Client Aware Java

We’re going to talk about making Java Jangles (available on GitHub) aware of its current environment, whether it is running in a console application, a web app, servicing an Android application, or in some other client environment.

Making Java environment-aware gives us the ability to perform tasks dynamically, like loading configuration and log4k properties files from client-specific locations.

We see the Jangles Project with the core functionality we want to re-use in multiple clients.

For today’s purposes we’re going to determine one of three current environments, if Jangles is running

  • At the Console
  • In a Web Application in Development Mode
  • In a Web Application in Production

We start with a simple JangleEnvironment enumerator which you’ll see used elsewhere.

The core of the logic in determining the current environment is shown in JangleGlobals below. We test for the existence of Tomcat (1) and if not present we default to a Console environment. We’ve configured Eclipse to use its own instance of Tomcat, so we can determine if we’re running the web app in development (2) or in production (3).
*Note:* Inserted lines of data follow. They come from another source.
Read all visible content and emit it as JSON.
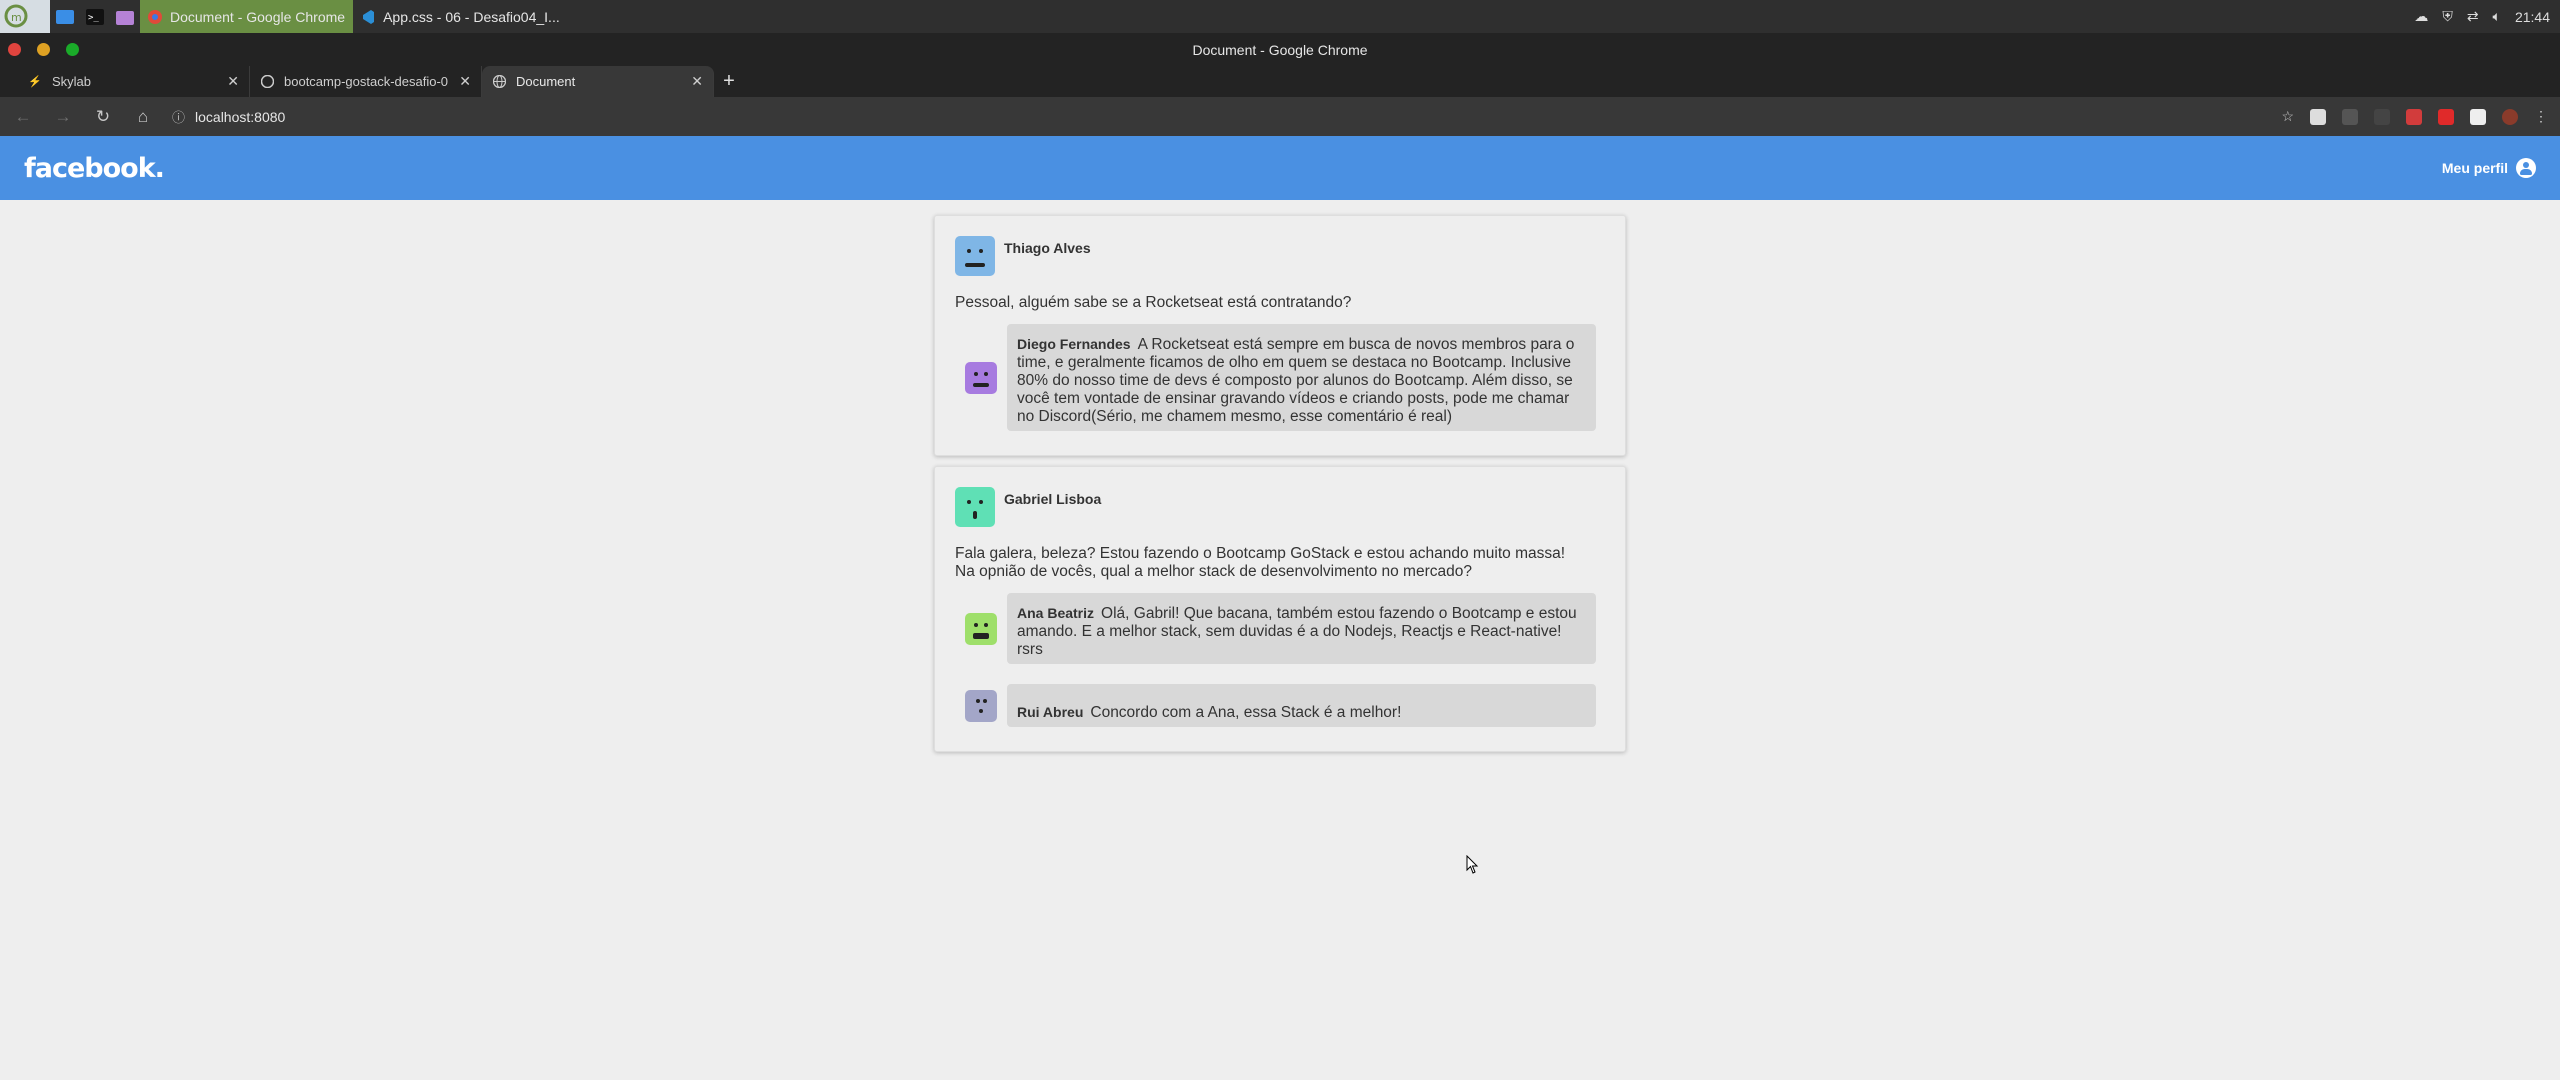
{
  "taskbar": {
    "windows": [
      {
        "label": "Document - Google Chrome",
        "active": true
      },
      {
        "label": "App.css - 06 - Desafio04_I...",
        "active": false
      }
    ],
    "clock": "21:44"
  },
  "window": {
    "title": "Document - Google Chrome"
  },
  "tabs": [
    {
      "label": "Skylab",
      "active": false
    },
    {
      "label": "bootcamp-gostack-desafio-0",
      "active": false
    },
    {
      "label": "Document",
      "active": true
    }
  ],
  "address": {
    "url": "localhost:8080"
  },
  "app": {
    "logo": "facebook.",
    "profile_label": "Meu perfil",
    "brand_color": "#4a90e2"
  },
  "posts": [
    {
      "author": "Thiago Alves",
      "avatar_color": "#7fb6e6",
      "text": "Pessoal, alguém sabe se a Rocketseat está contratando?",
      "comments": [
        {
          "author": "Diego Fernandes",
          "avatar_color": "#a77be0",
          "text": "A Rocketseat está sempre em busca de novos membros para o time, e geralmente ficamos de olho em quem se destaca no Bootcamp. Inclusive 80% do nosso time de devs é composto por alunos do Bootcamp. Além disso, se você tem vontade de ensinar gravando vídeos e criando posts, pode me chamar no Discord(Sério, me chamem mesmo, esse comentário é real)"
        }
      ]
    },
    {
      "author": "Gabriel Lisboa",
      "avatar_color": "#5fe0b5",
      "text_lines": [
        "Fala galera, beleza? Estou fazendo o Bootcamp GoStack e estou achando muito massa!",
        "Na opnião de vocês, qual a melhor stack de desenvolvimento no mercado?"
      ],
      "comments": [
        {
          "author": "Ana Beatriz",
          "avatar_color": "#9edf6a",
          "text": "Olá, Gabril! Que bacana, também estou fazendo o Bootcamp e estou amando. E a melhor stack, sem duvidas é a do Nodejs, Reactjs e React-native! rsrs"
        },
        {
          "author": "Rui Abreu",
          "avatar_color": "#a3a6c8",
          "text": "Concordo com a Ana, essa Stack é a melhor!"
        }
      ]
    }
  ]
}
What we’re doing, in other words, is testing for unique properties of each client environment that will be using Jangles.

To distinguish between web development and production we configure Eclipse to use workspace metadata for Tomcat. This gives us a .metadata pathway property we can use to know we’re in development mode.
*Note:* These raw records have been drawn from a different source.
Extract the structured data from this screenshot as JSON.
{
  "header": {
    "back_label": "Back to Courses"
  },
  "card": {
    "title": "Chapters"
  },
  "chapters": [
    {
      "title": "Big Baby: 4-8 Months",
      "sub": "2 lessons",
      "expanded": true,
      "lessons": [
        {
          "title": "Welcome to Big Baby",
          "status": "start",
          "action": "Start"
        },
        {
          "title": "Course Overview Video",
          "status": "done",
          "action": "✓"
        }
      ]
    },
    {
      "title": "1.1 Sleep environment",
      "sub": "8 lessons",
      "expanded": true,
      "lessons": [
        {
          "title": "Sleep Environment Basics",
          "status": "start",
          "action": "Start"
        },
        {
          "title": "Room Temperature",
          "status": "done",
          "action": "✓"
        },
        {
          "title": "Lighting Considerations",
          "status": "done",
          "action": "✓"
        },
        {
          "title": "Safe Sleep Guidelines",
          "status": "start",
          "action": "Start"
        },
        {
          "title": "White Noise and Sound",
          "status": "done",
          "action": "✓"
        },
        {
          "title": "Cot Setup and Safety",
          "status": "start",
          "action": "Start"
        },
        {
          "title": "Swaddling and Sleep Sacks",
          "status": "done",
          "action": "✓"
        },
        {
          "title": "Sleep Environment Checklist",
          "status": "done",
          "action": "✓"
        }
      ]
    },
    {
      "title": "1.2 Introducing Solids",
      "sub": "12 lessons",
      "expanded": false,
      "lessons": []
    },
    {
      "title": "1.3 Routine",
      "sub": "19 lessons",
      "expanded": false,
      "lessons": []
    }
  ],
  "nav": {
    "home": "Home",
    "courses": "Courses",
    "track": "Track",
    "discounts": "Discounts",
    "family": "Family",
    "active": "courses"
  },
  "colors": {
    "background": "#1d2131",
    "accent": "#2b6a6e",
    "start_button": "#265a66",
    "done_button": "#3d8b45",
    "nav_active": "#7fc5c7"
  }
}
Environment Awareness In Action

Here’s an example of using our new environment smarts. We’re using Apache Log4k and want to use custom log4k.properties files for each environment.
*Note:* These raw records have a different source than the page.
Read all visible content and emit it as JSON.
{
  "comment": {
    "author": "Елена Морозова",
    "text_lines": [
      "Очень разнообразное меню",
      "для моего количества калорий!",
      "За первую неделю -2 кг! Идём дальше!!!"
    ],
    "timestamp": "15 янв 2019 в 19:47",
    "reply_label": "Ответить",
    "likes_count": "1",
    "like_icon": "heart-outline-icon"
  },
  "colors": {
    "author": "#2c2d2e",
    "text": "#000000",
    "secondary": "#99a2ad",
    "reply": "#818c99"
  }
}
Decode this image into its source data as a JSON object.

public static Log getLog() {

	JangleEnvironment _jangleEnvironment = JangleGlobals.Get().CurrentEnvironment;
	String root = JangleGlobals.Get().RootDirectory;
	Log logger = LogFactory.getLog("Jangles");
	File propertiesFile = null;
	switch (_jangleEnvironment) {
	case CONSOLE:
		propertiesFile = new File(root, "/log4j.properties");
		break;
	case WEBDEVELOPMENT:
		propertiesFile = new File(root, "/conf/logdev4j.properties");
		break;
	case WEBPRODUCTION:
		propertiesFile = new File(root, "/conf/logproduction4j.properties");
		break;
	default:
		break;
	}
	PropertyConfigurator.configure(propertiesFile.toString());

	return logger;
}

Now that we know what environment we’re in we can reuse our code by providing client-specific functionality while leveraging our core logic.